Life After UT

After graduation I went to the University of Texas Medical School at Houston. During my fourth year Gov. Rick Perry appointed me student regent for the UT System Board of Regents. When I completed that program in 2008, I did my orthopedic residency at the University of Houston trauma center. This was an intensive five-year program that focused on the treatment of musculoskeletal disorders. I finished there in 2013. Currently I’m at the University of Kentucky doing a sports medicine fellowship, which is a dedicated year of training in sports medicine, specifically for knee and shoulder injuries. Next year I’m returning to University of Houston as a clinical assistant professor in the Department of Orthopedic Surgery.

Advice for Students

Follow your goals. Take advantage of all the opportunities you have as an undergrad. Take advantage of the professors and everything available to you. Explore. Don’t be too set on one thing. Keep your mind open to the new and different because things may pop up during your education that may actually change your life and change your career path.

 

College of Education faculty and students are nationally known for their landmark research on topics like depression, exercise physiology, autism, at-risk student populations, and learning disabilities. Their wide-ranging expertise frequently is tapped by the media – from the New York Times to NPR and The Texas Tribune.

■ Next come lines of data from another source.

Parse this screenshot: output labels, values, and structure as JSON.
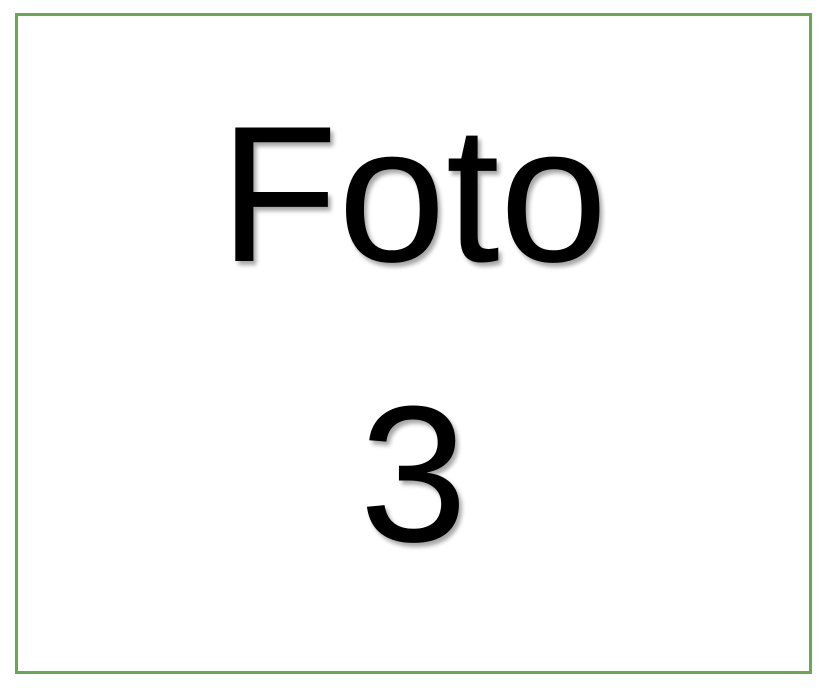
{
  "placeholder": {
    "line1": "Foto",
    "line2": "3",
    "border_color": "#6aa84f",
    "text_color": "#000000",
    "background_color": "#ffffff"
  }
}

Check out this sample of the coverage our top-ranked college has garnered.

New York Times
Victor Saenz
“A Degree Goal: To Close a Gender Gap That Favors Women”
http://www.nytimes.com/2014/05/11/us/a-degree-goal-to-close-a-gender-gap-that-favors-women.html?_r=1

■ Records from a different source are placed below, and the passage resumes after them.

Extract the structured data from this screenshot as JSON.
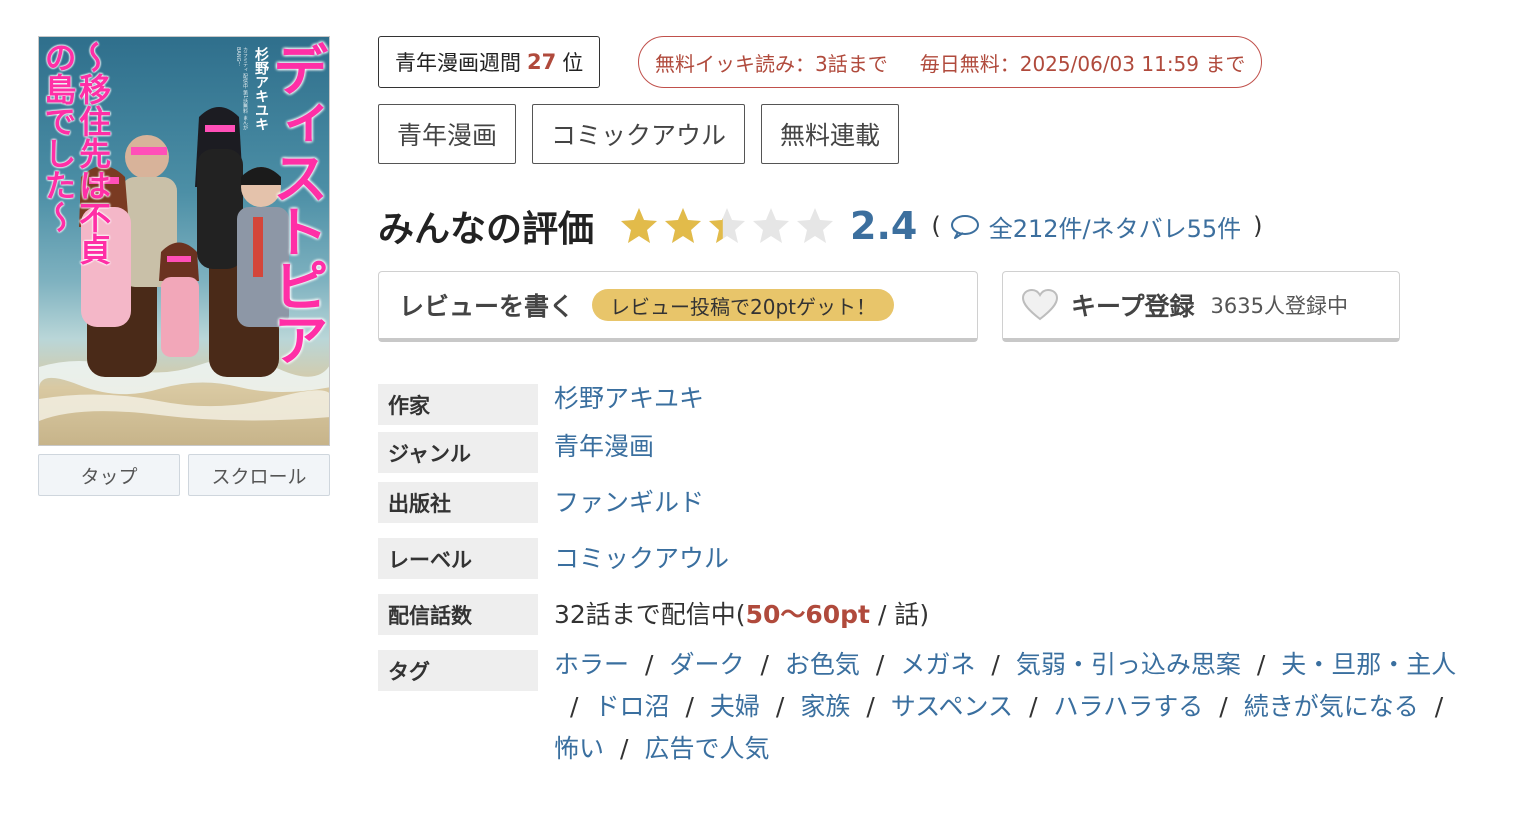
{
  "cover": {
    "title": "ディストピア",
    "subtitle": "～移住先は不貞の島でした～",
    "author": "杉野アキユキ",
    "small_text": "カラミティ 配信中 第1話無料 まんがBANG！",
    "buttons": [
      "タップ",
      "スクロール"
    ]
  },
  "ranking": {
    "category": "青年漫画週間",
    "rank": "27",
    "suffix": "位"
  },
  "free_info": {
    "ikki": "無料イッキ読み：3話まで",
    "daily": "毎日無料：2025/06/03 11:59 まで"
  },
  "genre_tags": [
    "青年漫画",
    "コミックアウル",
    "無料連載"
  ],
  "rating": {
    "title": "みんなの評価",
    "score": "2.4",
    "stars_value": 2.4,
    "stars_max": 5,
    "open_paren": "(",
    "review_count": "全212件/ネタバレ55件",
    "close_paren": ")"
  },
  "review_button": {
    "label": "レビューを書く",
    "bonus": "レビュー投稿で20ptゲット！"
  },
  "keep_button": {
    "label": "キープ登録",
    "count": "3635人登録中"
  },
  "info": {
    "author_key": "作家",
    "author_val": "杉野アキユキ",
    "genre_key": "ジャンル",
    "genre_val": "青年漫画",
    "publisher_key": "出版社",
    "publisher_val": "ファンギルド",
    "label_key": "レーベル",
    "label_val": "コミックアウル",
    "episodes_key": "配信話数",
    "episodes_prefix": "32話まで配信中(",
    "episodes_price": "50〜60pt",
    "episodes_suffix": " / 話)",
    "tags_key": "タグ",
    "tags": [
      "ホラー",
      "ダーク",
      "お色気",
      "メガネ",
      "気弱・引っ込み思案",
      "夫・旦那・主人",
      "ドロ沼",
      "夫婦",
      "家族",
      "サスペンス",
      "ハラハラする",
      "続きが気になる",
      "怖い",
      "広告で人気"
    ],
    "separator": "/"
  },
  "colors": {
    "link": "#3a6f9f",
    "accent_red": "#b04a3c",
    "star_gold": "#e2bb4a",
    "star_gray": "#e6e6e6",
    "bonus_yellow": "#e8c56a"
  }
}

“If half the population is systematically lagging behind the other half, that’s going to be a real drag on our ability to meet our goals and secure any kind of prosperity for our future.”


MSNBC
Julian Vasquez Heilig
“The ‘domino effect’ of school closings”
http://www.msnbc.com/melissa-harris-perry/watch/the-domino-effect-of-school-closings-258615363727

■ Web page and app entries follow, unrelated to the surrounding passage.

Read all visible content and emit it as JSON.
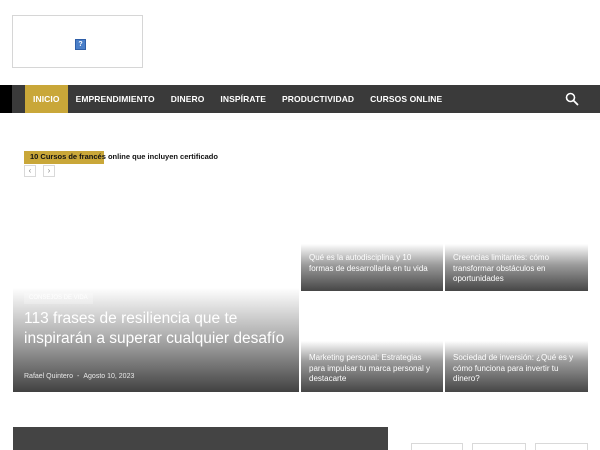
{
  "header": {
    "logo_icon": "broken-image-icon",
    "logo_glyph": "?"
  },
  "nav": {
    "items": [
      {
        "label": "INICIO",
        "active": true
      },
      {
        "label": "EMPRENDIMIENTO"
      },
      {
        "label": "DINERO"
      },
      {
        "label": "INSPÍRATE"
      },
      {
        "label": "PRODUCTIVIDAD"
      },
      {
        "label": "CURSOS ONLINE"
      }
    ],
    "search_icon": "search-icon"
  },
  "ticker": {
    "text": "10 Cursos de francés online que incluyen certificado",
    "prev": "‹",
    "next": "›"
  },
  "feature": {
    "category": "CONSEJOS DE VIDA",
    "title": "113 frases de resiliencia que te inspirarán a superar cualquier desafío",
    "author": "Rafael Quintero",
    "separator": "-",
    "date": "Agosto 10, 2023"
  },
  "cards": [
    {
      "title": "Qué es la autodisciplina y 10 formas de desarrollarla en tu vida"
    },
    {
      "title": "Creencias limitantes: cómo transformar obstáculos en oportunidades"
    },
    {
      "title": "Marketing personal: Estrategias para impulsar tu marca personal y destacarte"
    },
    {
      "title": "Sociedad de inversión: ¿Qué es y cómo funciona para invertir tu dinero?"
    }
  ],
  "colors": {
    "accent": "#c9a739",
    "nav_bg": "#3a3a3a"
  }
}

“What we used to call discrimination we now call civil rights. For example, we talked about how African American and Latino students performed on high stakes exams – now we talk about the gap as civil rights. Charter schools? We talk about those as civil rights.”


KNOW – UT Austin
College of Education Students Sergio Valverde, Stephen Galvan, Renae Greening
“Open Up and Say ‘Hook’em’: Student Athletic Trainers”
http://www.utexas.edu/know/2014/05/13/open-up-and-say-hook-em/

“It just gives you chills watching an athlete get back into their prime and knowing you were a part of that process.”


Chicago Tribune
Aaron Rochlen
“Do-it-yourself dads”
http://articles.chicagotribune.com/2014-02-02/news/ct-stay-at-home-dads-met-20140202_1_stay-at-home-dads-fathers/2

“If these at-home dads – and we’re talking about gay men and straight men – still view themselves as providers, they often adjust to the role just fine. The ones who do well don’t feel they have to conform to traditional gender models.”

Center for Community College Student Engagement
Community Colleges Can Foster Student Success by Supporting Their Adjuncts
The Chronicle of Higher Education
Read Full Article

“Adjuncts typically are hired at the last minute, and, once on the job, they lack access to orientation, professional development, administrative and technology support, and office space. They also don’t get the chance to network with peers about teaching and learning, and they’re shut out of campus discussions on how to improve student learning.”

College of Education
A Note From Manuel J. Justiz
The Texas Tribune
Read Full Article

“The strength of our alliance begins with a belief in quality, highly effective instruction and equal education opportunities for all learners.”

Brian Farr
MLB decides to cover all bases
Houston Chronicle
Read Full Article

“…we know that when it comes to concussions, damage can be cumulative and may not show up in its entirety for some time. We know that many players either don’t report, or under-report, concussion symptoms. So, there are probably many more concussions occurring during these violent collisions than are reported. We also know that once a person suffers a concussion, it is easier to suffer another.”